Mulder: I wasn't exactly Miss Popularity at the FBI myself.

Father Ybarra: We are here to heal the sick, not prolong the ordeal of the dying.

Scully: I'm lying here cursing God for all his cruelties.
Mulder: And do you think God is losing any sleep?

Scully: This is not about finding an FBI agent, this is about you trying to save your sister!

(When I heard Scully say this, I swear I shouted at the screen, "what?!" They're still hung up on that? It makes even less sense now than it did in Oubliette. It's like Chris Carter is trying to have his cake and eat it too - you can't close the book on the Samantha case and then still use it as a dramatic element. And I'd just like to ask Scully - if Mulder's trauma causes him to want to go above and beyond the call of duty to save other lost girls, even after everyone else has given up, why is that a bad thing? You're only hurting yourself by believing this paranoid obsessive will ever lead a normal life. This is his strength; this is what he was put on this planet to do, if you believe in that sort of thing. So just roll with it).

Agent Drummy: I don't believe this.
Mulder: That's been your problem from the start.

Scully: I can't look into the darkness with you anymore, Mulder. I cannot stand what it does to you, or to me.
Mulder: I'm fine with it, Scully. I'm actually okay. I'm good.
Scully: Yeah, that's what scares me.

(Somebody's been watching too much Millennium. Excellent response, though, Mulder. I'm with you on this one.
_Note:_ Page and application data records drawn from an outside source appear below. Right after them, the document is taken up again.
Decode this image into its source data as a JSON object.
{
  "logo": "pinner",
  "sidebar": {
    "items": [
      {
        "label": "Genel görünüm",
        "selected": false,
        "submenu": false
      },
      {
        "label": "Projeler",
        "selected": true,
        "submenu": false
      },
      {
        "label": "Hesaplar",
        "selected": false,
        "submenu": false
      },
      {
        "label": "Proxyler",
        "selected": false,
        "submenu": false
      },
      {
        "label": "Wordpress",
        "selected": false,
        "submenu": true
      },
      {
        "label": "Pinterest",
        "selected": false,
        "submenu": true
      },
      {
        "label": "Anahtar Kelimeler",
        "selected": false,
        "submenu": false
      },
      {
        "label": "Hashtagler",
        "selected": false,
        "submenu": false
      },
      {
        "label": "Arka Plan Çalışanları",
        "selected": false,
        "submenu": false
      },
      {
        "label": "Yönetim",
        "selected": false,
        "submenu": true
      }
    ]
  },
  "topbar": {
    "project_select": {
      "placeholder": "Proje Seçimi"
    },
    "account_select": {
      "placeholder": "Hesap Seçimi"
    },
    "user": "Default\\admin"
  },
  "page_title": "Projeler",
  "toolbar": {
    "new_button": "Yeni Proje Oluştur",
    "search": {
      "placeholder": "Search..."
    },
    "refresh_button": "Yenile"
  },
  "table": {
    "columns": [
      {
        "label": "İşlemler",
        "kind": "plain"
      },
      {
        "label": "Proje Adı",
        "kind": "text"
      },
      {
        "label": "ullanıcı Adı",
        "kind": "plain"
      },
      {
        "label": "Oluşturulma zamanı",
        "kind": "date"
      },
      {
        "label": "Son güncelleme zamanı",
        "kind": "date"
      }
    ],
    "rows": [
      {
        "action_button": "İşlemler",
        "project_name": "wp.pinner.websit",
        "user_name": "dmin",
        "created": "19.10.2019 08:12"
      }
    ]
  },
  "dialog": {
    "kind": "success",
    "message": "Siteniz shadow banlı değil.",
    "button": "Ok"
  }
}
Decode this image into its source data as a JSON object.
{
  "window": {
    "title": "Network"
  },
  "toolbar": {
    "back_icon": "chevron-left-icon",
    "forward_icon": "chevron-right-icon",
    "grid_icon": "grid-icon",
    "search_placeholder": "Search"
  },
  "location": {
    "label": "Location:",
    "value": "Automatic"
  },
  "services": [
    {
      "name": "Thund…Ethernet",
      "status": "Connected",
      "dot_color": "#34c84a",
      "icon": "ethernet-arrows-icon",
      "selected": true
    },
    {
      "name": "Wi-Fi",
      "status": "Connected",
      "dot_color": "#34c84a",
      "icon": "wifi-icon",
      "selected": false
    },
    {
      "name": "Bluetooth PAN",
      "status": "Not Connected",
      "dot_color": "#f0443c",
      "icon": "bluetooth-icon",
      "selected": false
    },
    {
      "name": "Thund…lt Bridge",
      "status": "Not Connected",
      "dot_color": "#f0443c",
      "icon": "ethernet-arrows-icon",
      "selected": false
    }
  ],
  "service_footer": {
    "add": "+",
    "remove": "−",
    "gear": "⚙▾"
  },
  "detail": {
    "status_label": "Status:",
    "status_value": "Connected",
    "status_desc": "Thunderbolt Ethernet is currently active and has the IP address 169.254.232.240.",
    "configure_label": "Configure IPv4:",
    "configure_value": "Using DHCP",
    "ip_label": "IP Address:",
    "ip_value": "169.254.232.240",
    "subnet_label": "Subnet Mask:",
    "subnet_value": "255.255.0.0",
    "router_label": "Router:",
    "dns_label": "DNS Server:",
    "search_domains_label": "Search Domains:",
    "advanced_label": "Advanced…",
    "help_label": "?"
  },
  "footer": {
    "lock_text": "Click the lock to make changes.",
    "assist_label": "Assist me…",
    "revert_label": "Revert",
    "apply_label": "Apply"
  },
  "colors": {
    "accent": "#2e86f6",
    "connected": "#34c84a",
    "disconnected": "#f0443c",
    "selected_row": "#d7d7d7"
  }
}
Scully seems to be fishing for drama).

Mulder: We'll get out of here. Just me and you.
Scully: As far away from the darkness as we can get?
Mulder: I'm not sure it works that way. I think maybe the darkness finds you. And me.
Scully: I know it does.
Mulder: But let it try.

1 comment:

  1. I remember this movie being a nice nostalgia trip but I was pretty disappointed with the subject matter they chose. I get that psychics and such was a common occurrence for the series but I was always more interested in aliens, cryptids & the like.

    I guess today's the big day! Can't wait to hear what you think of the new series. I wonder how it will be........